WORK TO BE COMPLETED | The result should be all the records, exact and complete, without a single picture.

RECORDS FOR THE EXERCISE |
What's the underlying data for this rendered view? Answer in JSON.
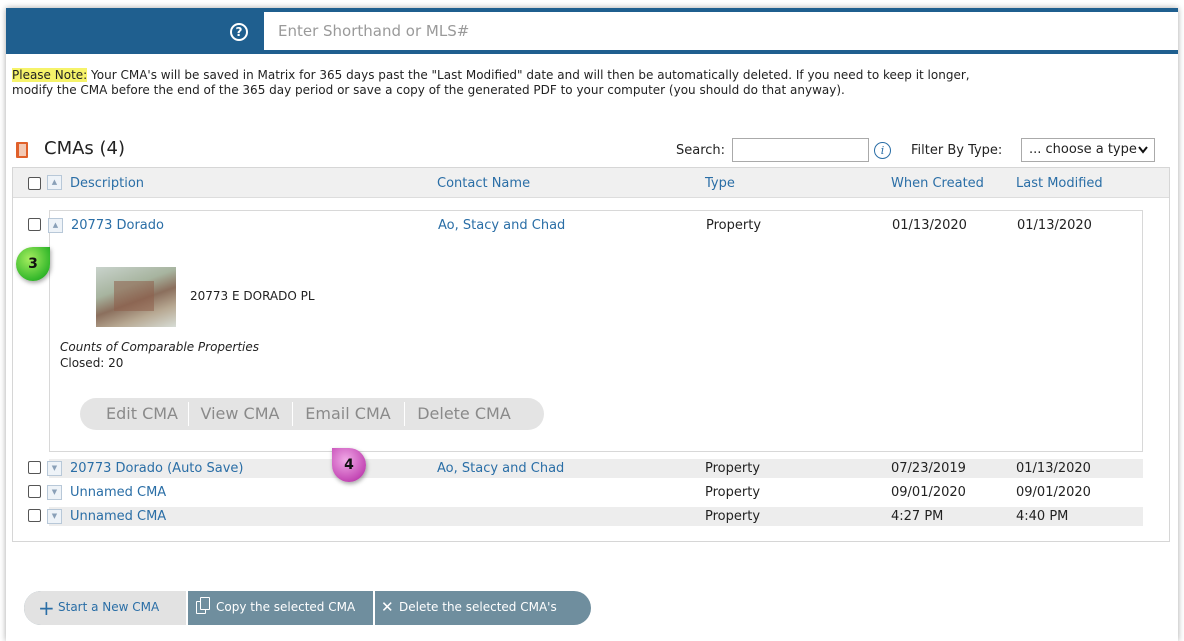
{
  "topbar": {
    "help_icon": "?",
    "search_placeholder": "Enter Shorthand or MLS#"
  },
  "note": {
    "label": "Please Note:",
    "text": " Your CMA's will be saved in Matrix for 365 days past the \"Last Modified\" date and will then be automatically deleted. If you need to keep it longer, modify the CMA before the end of the 365 day period or save a copy of the generated PDF to your computer (you should do that anyway)."
  },
  "cmas": {
    "title": "CMAs (4)",
    "search_label": "Search:",
    "info_icon": "i",
    "filter_label": "Filter By Type:",
    "filter_value": "... choose a type",
    "columns": {
      "description": "Description",
      "contact": "Contact Name",
      "type": "Type",
      "created": "When Created",
      "modified": "Last Modified"
    },
    "rows": [
      {
        "description": "20773 Dorado",
        "contact": "Ao, Stacy and Chad",
        "type": "Property",
        "created": "01/13/2020",
        "modified": "01/13/2020"
      },
      {
        "description": "20773 Dorado (Auto Save)",
        "contact": "Ao, Stacy and Chad",
        "type": "Property",
        "created": "07/23/2019",
        "modified": "01/13/2020"
      },
      {
        "description": "Unnamed CMA",
        "contact": "",
        "type": "Property",
        "created": "09/01/2020",
        "modified": "09/01/2020"
      },
      {
        "description": "Unnamed CMA",
        "contact": "",
        "type": "Property",
        "created": "4:27 PM",
        "modified": "4:40 PM"
      }
    ],
    "expanded": {
      "address": "20773 E DORADO PL",
      "counts_label": "Counts of Comparable Properties",
      "closed": "Closed: 20",
      "buttons": {
        "edit": "Edit CMA",
        "view": "View CMA",
        "email": "Email CMA",
        "delete": "Delete CMA"
      }
    }
  },
  "badges": {
    "three": "3",
    "four": "4"
  },
  "actions": {
    "plus": "+",
    "start_new": "Start a New CMA",
    "copy_selected": "Copy the selected CMA",
    "delete_x": "✕",
    "delete_selected": "Delete the selected CMA's"
  },
  "colors": {
    "topbar": "#1f5f8f",
    "link": "#2a6ea6",
    "highlight": "#f6f36a",
    "action_bar": "#6f8e9e"
  }
}
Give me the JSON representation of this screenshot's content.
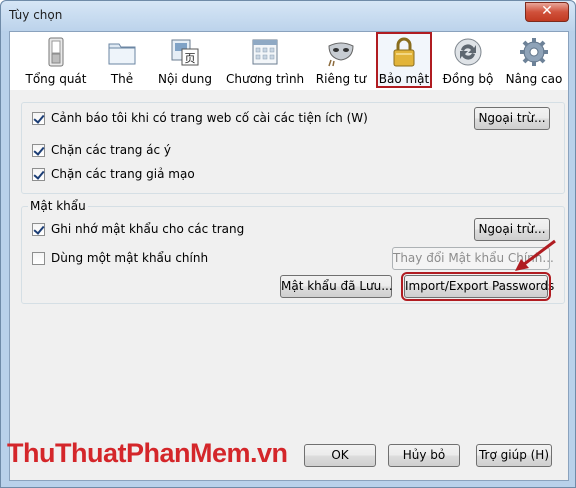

YOUR SOLUTION |
What's the underlying data for this rendered view? Answer in JSON.
{
  "topbar": {
    "help_icon": "?",
    "search_placeholder": "Enter Shorthand or MLS#"
  },
  "note": {
    "label": "Please Note:",
    "text": " Your CMA's will be saved in Matrix for 365 days past the \"Last Modified\" date and will then be automatically deleted. If you need to keep it longer, modify the CMA before the end of the 365 day period or save a copy of the generated PDF to your computer (you should do that anyway)."
  },
  "cmas": {
    "title": "CMAs (4)",
    "search_label": "Search:",
    "info_icon": "i",
    "filter_label": "Filter By Type:",
    "filter_value": "... choose a type",
    "columns": {
      "description": "Description",
      "contact": "Contact Name",
      "type": "Type",
      "created": "When Created",
      "modified": "Last Modified"
    },
    "rows": [
      {
        "description": "20773 Dorado",
        "contact": "Ao, Stacy and Chad",
        "type": "Property",
        "created": "01/13/2020",
        "modified": "01/13/2020"
      },
      {
        "description": "20773 Dorado (Auto Save)",
        "contact": "Ao, Stacy and Chad",
        "type": "Property",
        "created": "07/23/2019",
        "modified": "01/13/2020"
      },
      {
        "description": "Unnamed CMA",
        "contact": "",
        "type": "Property",
        "created": "09/01/2020",
        "modified": "09/01/2020"
      },
      {
        "description": "Unnamed CMA",
        "contact": "",
        "type": "Property",
        "created": "4:27 PM",
        "modified": "4:40 PM"
      }
    ],
    "expanded": {
      "address": "20773 E DORADO PL",
      "counts_label": "Counts of Comparable Properties",
      "closed": "Closed: 20",
      "buttons": {
        "edit": "Edit CMA",
        "view": "View CMA",
        "email": "Email CMA",
        "delete": "Delete CMA"
      }
    }
  },
  "badges": {
    "three": "3",
    "four": "4"
  },
  "actions": {
    "plus": "+",
    "start_new": "Start a New CMA",
    "copy_selected": "Copy the selected CMA",
    "delete_x": "✕",
    "delete_selected": "Delete the selected CMA's"
  },
  "colors": {
    "topbar": "#1f5f8f",
    "link": "#2a6ea6",
    "highlight": "#f6f36a",
    "action_bar": "#6f8e9e"
  }
}
Give me the JSON representation of this screenshot's content.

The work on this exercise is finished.